Raising money is a problem that everyone, business owner or not, can understand.
Crowdfunding gives us a way to connect with one another in a more immediate way, and with a farther reach than ever before.
I would venture to say that the majority of the people reading this has done at least one of the following:
Supported a something-a-thon (or been the “supported” party)
“Left the change” in a convenience store pledge box
Bought/Sold Something at a craft fair
Participated in a Telethon
Applied for a Loan/Grant/Scholarship
Bought/Sold Real Estate
In the brick and mortar world, it could be hard to see all of those disparate acts as similar, but the internet helps us to understand that they are all merely facets of the same thing: capital raise.
The key to a successful raise is knowing what the different types of crowdfunding are, how to best utilize them, and what the top platforms are for your particular project.
Here’s a brief overview of the 6 types out there:
Donation Crowdfunding is the least complex to understand. Individuals simply give cash to a charity, a cause, a company or a project. With this type of crowdfunding, the donors will not receive anything, and unless it is an officially recognized charity may not even receive tax benefits.
Contributions made in this category should be thought of as “gifts.”

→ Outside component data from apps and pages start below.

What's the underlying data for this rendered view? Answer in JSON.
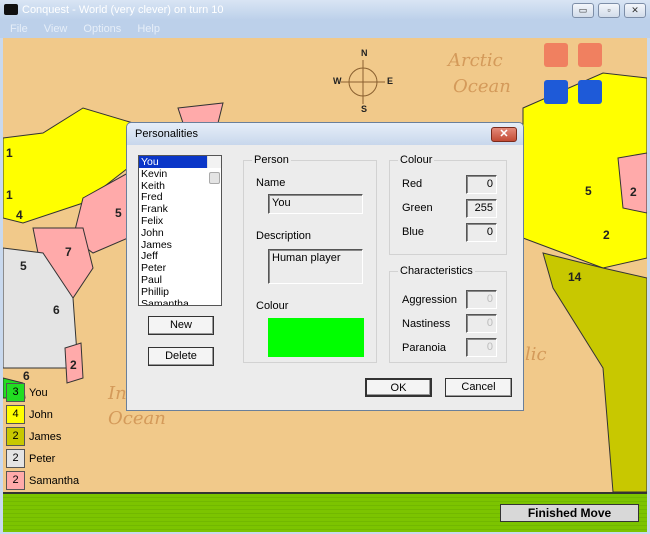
{
  "window": {
    "title": "Conquest - World (very clever) on turn 10",
    "minimize": "▭",
    "maximize": "▫",
    "close": "✕"
  },
  "menu": [
    "File",
    "View",
    "Options",
    "Help"
  ],
  "map": {
    "oceans": [
      "Arctic",
      "Ocean",
      "In",
      "Ocean",
      "lic"
    ],
    "compass": {
      "n": "N",
      "s": "S",
      "w": "W",
      "e": "E"
    },
    "territory_numbers": [
      "1",
      "1",
      "4",
      "5",
      "7",
      "5",
      "6",
      "2",
      "6",
      "5",
      "2",
      "2",
      "14"
    ],
    "dice_colors": [
      "#f08060",
      "#1e5ad8"
    ]
  },
  "players": [
    {
      "name": "You",
      "count": "3",
      "color": "#22dd22"
    },
    {
      "name": "John",
      "count": "4",
      "color": "#ffff00"
    },
    {
      "name": "James",
      "count": "2",
      "color": "#c8c800"
    },
    {
      "name": "Peter",
      "count": "2",
      "color": "#e4e4e4"
    },
    {
      "name": "Samantha",
      "count": "2",
      "color": "#ffaaaa"
    }
  ],
  "finished_move": "Finished Move",
  "dialog": {
    "title": "Personalities",
    "close": "✕",
    "people": [
      "You",
      "Kevin",
      "Keith",
      "Fred",
      "Frank",
      "Felix",
      "John",
      "James",
      "Jeff",
      "Peter",
      "Paul",
      "Phillip",
      "Samantha"
    ],
    "selected": "You",
    "new": "New",
    "delete": "Delete",
    "person": {
      "group": "Person",
      "name_label": "Name",
      "name": "You",
      "description_label": "Description",
      "description": "Human player",
      "colour_label": "Colour",
      "colour": "#00ff00"
    },
    "colour": {
      "group": "Colour",
      "red_label": "Red",
      "red": "0",
      "green_label": "Green",
      "green": "255",
      "blue_label": "Blue",
      "blue": "0"
    },
    "characteristics": {
      "group": "Characteristics",
      "aggression_label": "Aggression",
      "aggression": "0",
      "nastiness_label": "Nastiness",
      "nastiness": "0",
      "paranoia_label": "Paranoia",
      "paranoia": "0"
    },
    "ok": "OK",
    "cancel": "Cancel"
  }
}
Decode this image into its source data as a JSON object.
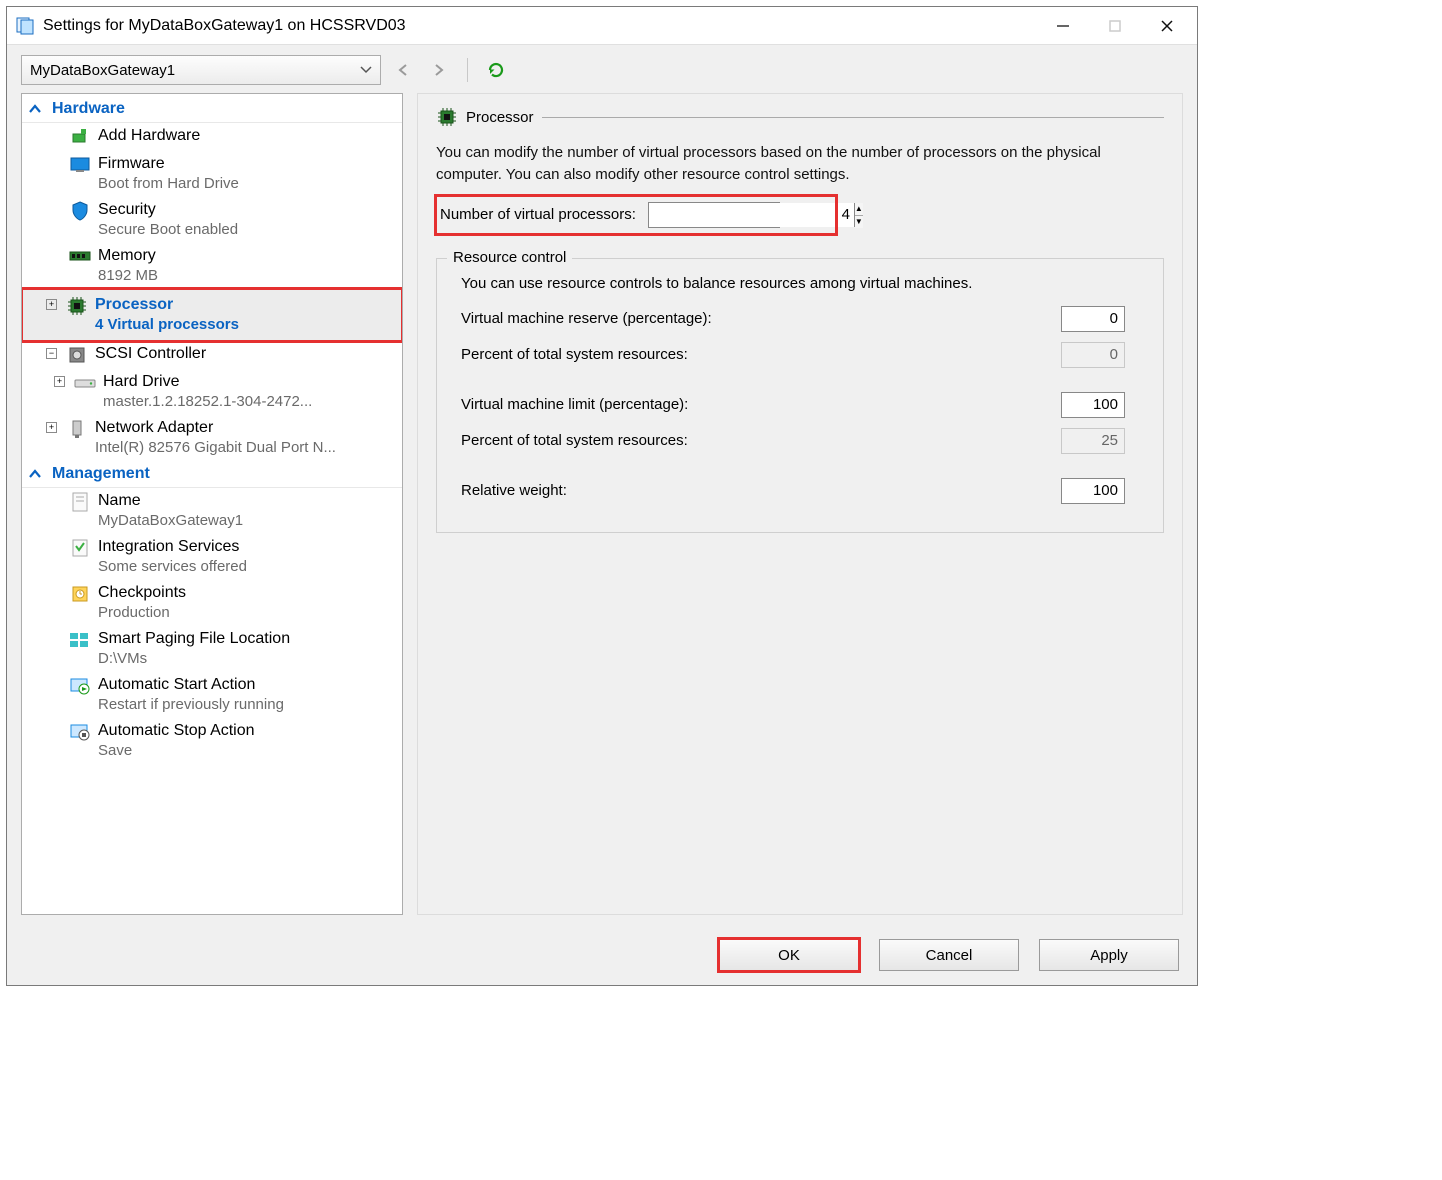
{
  "window": {
    "title": "Settings for MyDataBoxGateway1 on HCSSRVD03"
  },
  "toolbar": {
    "vm_name": "MyDataBoxGateway1"
  },
  "tree": {
    "hardware_label": "Hardware",
    "add_hardware": "Add Hardware",
    "firmware": {
      "label": "Firmware",
      "sub": "Boot from Hard Drive"
    },
    "security": {
      "label": "Security",
      "sub": "Secure Boot enabled"
    },
    "memory": {
      "label": "Memory",
      "sub": "8192 MB"
    },
    "processor": {
      "label": "Processor",
      "sub": "4 Virtual processors"
    },
    "scsi": {
      "label": "SCSI Controller"
    },
    "hdd": {
      "label": "Hard Drive",
      "sub": "master.1.2.18252.1-304-2472..."
    },
    "nic": {
      "label": "Network Adapter",
      "sub": "Intel(R) 82576 Gigabit Dual Port N..."
    },
    "management_label": "Management",
    "name": {
      "label": "Name",
      "sub": "MyDataBoxGateway1"
    },
    "integration": {
      "label": "Integration Services",
      "sub": "Some services offered"
    },
    "checkpoints": {
      "label": "Checkpoints",
      "sub": "Production"
    },
    "paging": {
      "label": "Smart Paging File Location",
      "sub": "D:\\VMs"
    },
    "autostart": {
      "label": "Automatic Start Action",
      "sub": "Restart if previously running"
    },
    "autostop": {
      "label": "Automatic Stop Action",
      "sub": "Save"
    }
  },
  "panel": {
    "title": "Processor",
    "description": "You can modify the number of virtual processors based on the number of processors on the physical computer. You can also modify other resource control settings.",
    "num_proc_label": "Number of virtual processors:",
    "num_proc_value": "4",
    "fieldset_legend": "Resource control",
    "fieldset_intro": "You can use resource controls to balance resources among virtual machines.",
    "reserve_label": "Virtual machine reserve (percentage):",
    "reserve_value": "0",
    "reserve_pct_label": "Percent of total system resources:",
    "reserve_pct_value": "0",
    "limit_label": "Virtual machine limit (percentage):",
    "limit_value": "100",
    "limit_pct_label": "Percent of total system resources:",
    "limit_pct_value": "25",
    "weight_label": "Relative weight:",
    "weight_value": "100"
  },
  "footer": {
    "ok": "OK",
    "cancel": "Cancel",
    "apply": "Apply"
  }
}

Reward Crowdfunding is the type that most people think of when they hear the word. This is similar to the donation model, however you receive some sort of reward (such as a discount coupon, a t-shirt, or a pre-ordered product) for your participation. For companies attempting to raise awareness of a new product, this can be extremely lucrative.
Top overall platforms for this have been long-time champs IndieGoGo and KickStarter, but there are plenty of niche platforms out there like TeeSpring, and Patreon to help you stand out from the crowd.
This sort of Crowdfunding lets entrepreneurs raise capital by receiving a loan or advance, which they will pay back. The borrower is required to pay pack the full sum over a predefined period plus interest, usually with the additional surety for the lender of milestones that must be met along the way.
Organizations who prefer to not give up equity stake and have collateral upon which a loan could be reasonably secured may choose to go this route. This is most similar to a traditional business loan.
Equity Crowdfunding allows entrepreneurs to raise capital by selling partial ownership (or equity) in their company at a pre-defined valuation to accredited investors (as defined by the SEC.) There are very strict regulations on this type of crowdfunding, and it is only suitable for specific types of companies.
Real Estate Crowdfunding
Real Estate Crowdfunding is similar to Equity crowdfunding, where instead of a business you are buying land or a physical building or future development and holding the investment until a future sale. These were created to fill a gap in immediate funding that REITs do not, but also do not offer the protection and dividends of those more secured funds.
Royalty Crowdfunding may seem like a new idea, but like the others it has brick-and-mortar roots. Building upon elements from Debt and Equity crowdfunding, in this type you are placing a value on your future earnings and selling shares in that to receive an advance. This works best for media collateral that are set to pay out residual licensing fees.
Have you had any experience with the above sites? Are there any we’ve missed?
Let us know in the comments.